My own opinion is that, while free is good, quality is better. Paid for apps tend to be more usable than those that are free. The most usable (in my opinion) are the ones that are paid for by advertising since they have to bring people back to using it.

Once more agencies are using tools like Sprout (rather than just randomly building from scratch) we could see some better Widgets appear.

Thursday, January 08, 2009

What's True?

I'm increasingly thinking the best solution for the Israel vs Palestine problem would be a big games tournament, using an obscure board game that none of them are likely to have played.

Decided to have a read of some of the things which are happening. It's quite interesting in some ways.

Public relations
Although many of the recent wars (or probably more accurately 'sustained airstrikes') have featured some PR, this one has even more. The decisions that the military and government are taking are talked about in terms of the propaganda effect they are trying to achieve.
They are doing well in terms of keeping Hamas' rocket fire in the frame, though in some ways I'm quite impressed with their ability to keep firing despite the efforts that Israel is putting in.
An own goal though would be the IDF's YouTube channel. It reminds me hugely of one of the parts of Call of Duty IV.

IDF hitting Gazans:

Call of Duty hitting Randoms:

I honestly think this kind of video is pretty awful for their public relations as it highlights the asymmetric nature of the conflict. It's people using little Mortars against robots. They're not going to win...

Sourcing Information
The most interesting thing from this conflict is the issues with information are being brought to bear. I was watching the C4 news this evening and an IDF spokesperson was seriously questioning whether the Red Cross was actually a credible source against that of the IDF. For me it highlights the questionable nature of all the information we are receiving about the conflict.
The IDF's youtube channel disturbed me as it's all action fully removed from context.
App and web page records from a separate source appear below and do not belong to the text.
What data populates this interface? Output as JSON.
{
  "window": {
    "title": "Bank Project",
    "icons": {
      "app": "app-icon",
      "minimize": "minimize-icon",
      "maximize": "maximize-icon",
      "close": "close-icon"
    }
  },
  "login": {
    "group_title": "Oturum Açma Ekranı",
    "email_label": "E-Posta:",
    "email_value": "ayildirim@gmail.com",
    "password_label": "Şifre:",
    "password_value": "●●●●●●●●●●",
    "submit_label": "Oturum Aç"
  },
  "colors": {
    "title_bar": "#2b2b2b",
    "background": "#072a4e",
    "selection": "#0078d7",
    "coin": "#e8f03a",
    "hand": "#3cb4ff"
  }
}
It's just people talking about how someone is a terrorist with no proof. This blog makes a good point that the IDF makes mistakes (that's not to say that the red cross never does either!).
It made me think about many of the facts going on here. We hear all the time about Hamas missiles landing on Sderot. There are some issues around facts here:
Is Sderot an illegal settlement?
Was Hamas firing these before the ceasefire stopped?

Both sides of the conflict have different views as to the veracity of the claims above. It is quite interesting as it brings a point as to what valid data is and what it could look like. This is the kind of site that is talking to us about the attacks on Israeli soil. Al Jazeera is more than happy to report on what's happening to the Palestinians.
I'm not going to go anywhere near the question of what was at Sderot before Sderot arrived.
The problem is that people have very blinkered views as to what is going on. They all throw conspiracy style theories out about what's happening in the disputed areas. Video is about the only thing that can't easily be doctored (photos are very easy to change) but video robbed of context is problematic.

Traditionally us Brits have trusted the BBC, but in recent times most articles are simply rehashes of AP information about other people's reports. Even if they were in, both sides would be accusing the BBC of bias. American networks can't be trusted but neither can the Arabic ones. It's difficult, the only ones I really believe are the Chinese Media as I don't think they care either way...

For the internet, distrust of the media is actually a good thing as it will hopefully educate people to look at more than one source when investigating what's going on. This will increase the number of pages looked at and give us poor little media planners more choice in titles to use.

Unfortunately for media owners increased cross readership with other titles means that their site do not offer a unique readership and it makes it easier for us to 'buy around them'. In turn this will reduce the total number of potential outlets for news.